“You don’t get to a place by constantly moving, even if your journey is only one of sitting still and waiting. Every once in a while you have to stop in your tracks and admire the view, a small cloud and tree outside your window. You have to see what you did not see before. And then you sleep.”
Queenie Hennessy is dying.
In a Northumberland hospice surrounded by various other colourful characters this once vivacious woman is preparing to say goodbye. Riddled with a cancer that has left her unable to talk, she is ready to make peace with life, her beloved sea-garden and the man she loves, Harold Fry. But a note that was to provide closure to one of the most important chapters in her life instead has left Queenie reeling with the news that her former colleague and old flame is walking – indeed, walking all the way from Devon across the whole of England to come and say a final goodbye.
Rachel Joyce wrote The Unlikely Pilgrimage of Harold Fry which chronicled a senior citizen’s trek across the country as he strode towards an old friend in unlikely walking gear. But this is Queenie’s story, a tale told in parallel, a companion to the first rather than a sequel. This story begins in the twilight hours, in a hospice that although brightened with vivacious veterans of life still bodes the inevitable stillness that must come to all one by one– empty chairs, absent voices and pens that will at some point must be capped. Everybody has to play the game, the waiting game and at the recommendation from one of the new nuns, Queenie begins to write a letter for Harold. These letters go back in time, through memory, both its pains and pleasures to the first kindling of feelings, her relationship with his son and her own reasons for moving on and away from the man she dearly loved.
Joyce is an evocative writer. She has a marvellous ability to capture dialogue and her rich descriptions effortlessly create visual landscapes. The nuns and the hospice are perhaps the most vivid scenes with the pathos and the dignity both captured in equal, genteel measure. Harold as a character seen through Queenie’s eyes can do no wrong, such is her unrequited love, but his son is her weakness. There are secrets, not told with the grandeur of climax but quietly and intimately; reminisces that cherish the sense of being alone and yet never fully escape from the loneliness that has been enforced to some extent. The stories are always told through lenses of memory and perspective, and Joyce’s lightness of touch never lets us forget that we are privileged to be part of this final farewell. The segues work remarkably well too, the contrast between the past and the present, the illusions and the effects of the medication, the unattractive realities of sight, sound and smell all create a sensory aesthetic that becomes the tale as it does its main character.
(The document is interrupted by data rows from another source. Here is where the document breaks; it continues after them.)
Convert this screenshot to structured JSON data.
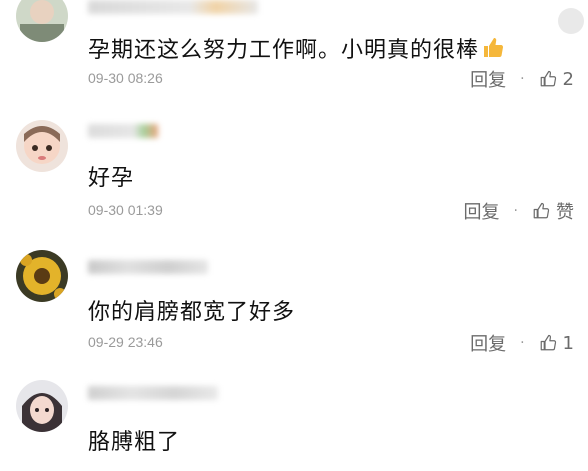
{
  "comments": [
    {
      "content": "孕期还这么努力工作啊。小明真的很棒",
      "time": "09-30 08:26",
      "reply_label": "回复",
      "separator": "·",
      "likes": "2"
    },
    {
      "content": "好孕",
      "time": "09-30 01:39",
      "reply_label": "回复",
      "separator": "·",
      "likes": "赞"
    },
    {
      "content": "你的肩膀都宽了好多",
      "time": "09-29 23:46",
      "reply_label": "回复",
      "separator": "·",
      "likes": "1"
    },
    {
      "content": "胳膊粗了"
    }
  ],
  "colors": {
    "text": "#111111",
    "meta": "#9a9a9a",
    "action": "#6b6b6b",
    "thumb_emoji": "#f5b73b"
  }
}
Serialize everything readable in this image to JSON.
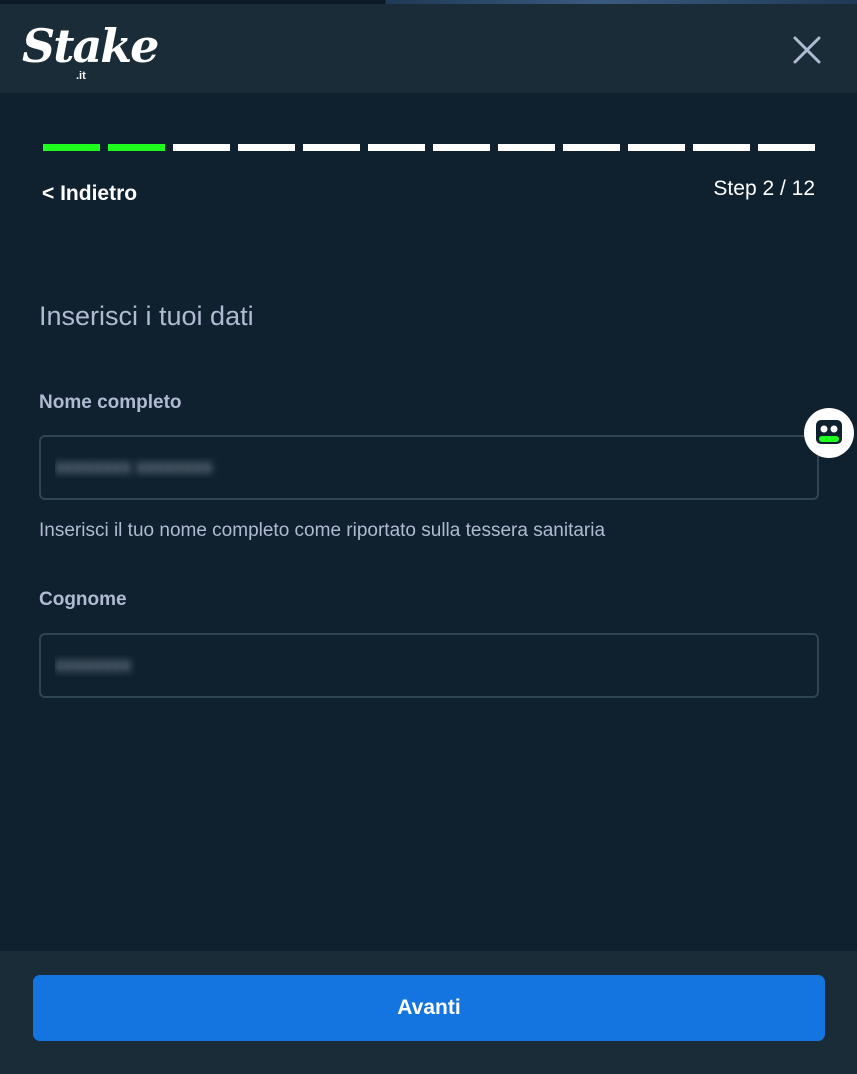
{
  "brand": {
    "logo_text": "Stake",
    "logo_tld": ".it"
  },
  "progress": {
    "current_step": 2,
    "total_steps": 12,
    "completed_color": "#1fff20"
  },
  "nav": {
    "back_label": "< Indietro",
    "step_label": "Step 2 / 12"
  },
  "form": {
    "title": "Inserisci i tuoi dati",
    "full_name": {
      "label": "Nome completo",
      "helper": "Inserisci il tuo nome completo come riportato sulla tessera sanitaria"
    },
    "surname": {
      "label": "Cognome"
    }
  },
  "footer": {
    "primary_label": "Avanti"
  },
  "colors": {
    "background": "#0f212e",
    "header": "#1a2c38",
    "muted_text": "#b1bad3",
    "input_border": "#2f4553",
    "primary_button": "#1475e1"
  },
  "icons": {
    "close": "close-icon",
    "assistant": "robot-icon"
  }
}
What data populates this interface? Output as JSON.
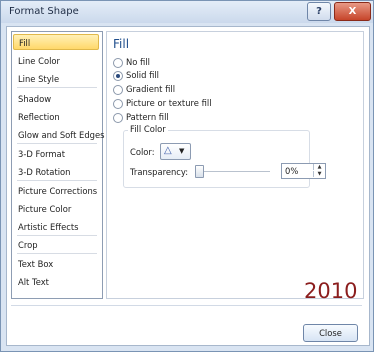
{
  "window": {
    "title": "Format Shape",
    "help_label": "?",
    "close_label": "X"
  },
  "nav": {
    "items": [
      {
        "label": "Fill"
      },
      {
        "label": "Line Color"
      },
      {
        "label": "Line Style"
      },
      {
        "label": "Shadow"
      },
      {
        "label": "Reflection"
      },
      {
        "label": "Glow and Soft Edges"
      },
      {
        "label": "3-D Format"
      },
      {
        "label": "3-D Rotation"
      },
      {
        "label": "Picture Corrections"
      },
      {
        "label": "Picture Color"
      },
      {
        "label": "Artistic Effects"
      },
      {
        "label": "Crop"
      },
      {
        "label": "Text Box"
      },
      {
        "label": "Alt Text"
      }
    ],
    "selected": "Fill"
  },
  "fill": {
    "heading": "Fill",
    "options": [
      {
        "label": "No fill",
        "checked": false
      },
      {
        "label": "Solid fill",
        "checked": true
      },
      {
        "label": "Gradient fill",
        "checked": false
      },
      {
        "label": "Picture or texture fill",
        "checked": false
      },
      {
        "label": "Pattern fill",
        "checked": false
      }
    ],
    "fill_color": {
      "group_title": "Fill Color",
      "color_label": "Color:",
      "transparency_label": "Transparency:",
      "transparency_value": "0%",
      "transparency_fraction": 0
    }
  },
  "version_mark": "2010",
  "footer": {
    "close_label": "Close"
  }
}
Strong, feminine and confident, Joyce’s is a touching and genuinely moving farewell, not a huzzah in any sense but a quiet pride and joy in sharing, living and telling one’s story. Joyce’s ability to create such a compellingly nuanced world, complete with all the residues and traces of life’s different chapters is an admirable feat. It is a work of fiction that captures those hours before the dawn, before the day that come to take a soul away – it is a walk, step-by-step through the silver hours of life.